**WHAT YOU SHOULD DO:**
Everything in the entries below except the pictures must be returned exactly.
###
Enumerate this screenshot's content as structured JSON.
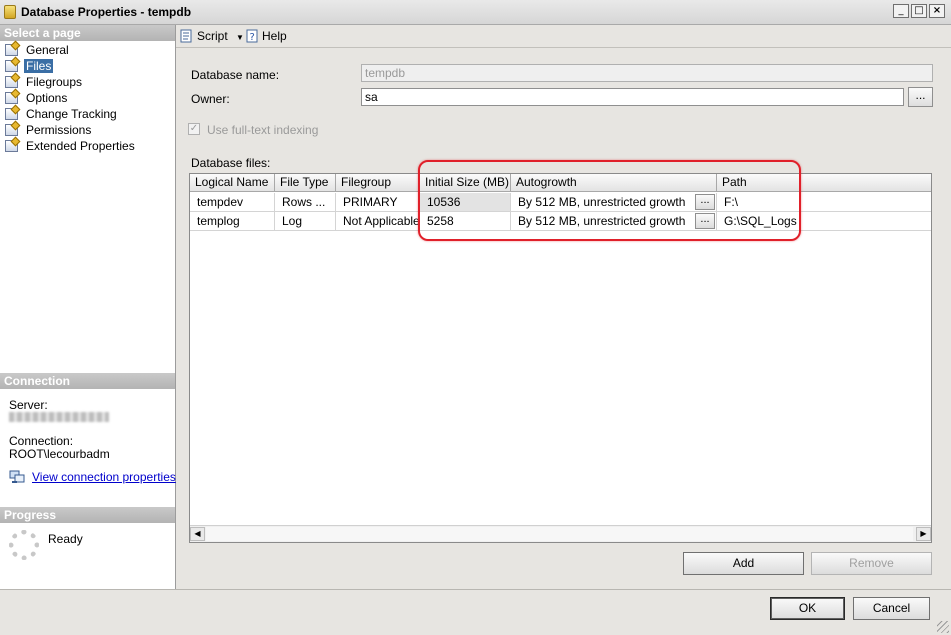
{
  "window": {
    "title": "Database Properties - tempdb"
  },
  "left": {
    "select_page_header": "Select a page",
    "pages": [
      "General",
      "Files",
      "Filegroups",
      "Options",
      "Change Tracking",
      "Permissions",
      "Extended Properties"
    ],
    "selected_page": "Files",
    "connection_header": "Connection",
    "server_label": "Server:",
    "connection_label": "Connection:",
    "connection_value": "ROOT\\lecourbadm",
    "view_link": "View connection properties",
    "progress_header": "Progress",
    "progress_status": "Ready"
  },
  "toolbar": {
    "script": "Script",
    "help": "Help"
  },
  "form": {
    "dbname_label": "Database name:",
    "dbname_value": "tempdb",
    "owner_label": "Owner:",
    "owner_value": "sa",
    "browse": "...",
    "fulltext_label": "Use full-text indexing",
    "dbfiles_label": "Database files:"
  },
  "grid": {
    "columns": [
      "Logical Name",
      "File Type",
      "Filegroup",
      "Initial Size (MB)",
      "Autogrowth",
      "Path"
    ],
    "rows": [
      {
        "name": "tempdev",
        "type": "Rows ...",
        "filegroup": "PRIMARY",
        "size": "10536",
        "autogrowth": "By 512 MB, unrestricted growth",
        "path": "F:\\"
      },
      {
        "name": "templog",
        "type": "Log",
        "filegroup": "Not Applicable",
        "size": "5258",
        "autogrowth": "By 512 MB, unrestricted growth",
        "path": "G:\\SQL_Logs"
      }
    ],
    "ellipsis": "..."
  },
  "buttons": {
    "add": "Add",
    "remove": "Remove",
    "ok": "OK",
    "cancel": "Cancel"
  },
  "colors": {
    "highlight": "#e0202a",
    "selection": "#3a6ea5",
    "link": "#0000cc"
  }
}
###
**TASK RESULT:**
Enumerate this screenshot's content as structured JSON.
{
  "window": {
    "title": "Database Properties - tempdb"
  },
  "left": {
    "select_page_header": "Select a page",
    "pages": [
      "General",
      "Files",
      "Filegroups",
      "Options",
      "Change Tracking",
      "Permissions",
      "Extended Properties"
    ],
    "selected_page": "Files",
    "connection_header": "Connection",
    "server_label": "Server:",
    "connection_label": "Connection:",
    "connection_value": "ROOT\\lecourbadm",
    "view_link": "View connection properties",
    "progress_header": "Progress",
    "progress_status": "Ready"
  },
  "toolbar": {
    "script": "Script",
    "help": "Help"
  },
  "form": {
    "dbname_label": "Database name:",
    "dbname_value": "tempdb",
    "owner_label": "Owner:",
    "owner_value": "sa",
    "browse": "...",
    "fulltext_label": "Use full-text indexing",
    "dbfiles_label": "Database files:"
  },
  "grid": {
    "columns": [
      "Logical Name",
      "File Type",
      "Filegroup",
      "Initial Size (MB)",
      "Autogrowth",
      "Path"
    ],
    "rows": [
      {
        "name": "tempdev",
        "type": "Rows ...",
        "filegroup": "PRIMARY",
        "size": "10536",
        "autogrowth": "By 512 MB, unrestricted growth",
        "path": "F:\\"
      },
      {
        "name": "templog",
        "type": "Log",
        "filegroup": "Not Applicable",
        "size": "5258",
        "autogrowth": "By 512 MB, unrestricted growth",
        "path": "G:\\SQL_Logs"
      }
    ],
    "ellipsis": "..."
  },
  "buttons": {
    "add": "Add",
    "remove": "Remove",
    "ok": "OK",
    "cancel": "Cancel"
  },
  "colors": {
    "highlight": "#e0202a",
    "selection": "#3a6ea5",
    "link": "#0000cc"
  }
}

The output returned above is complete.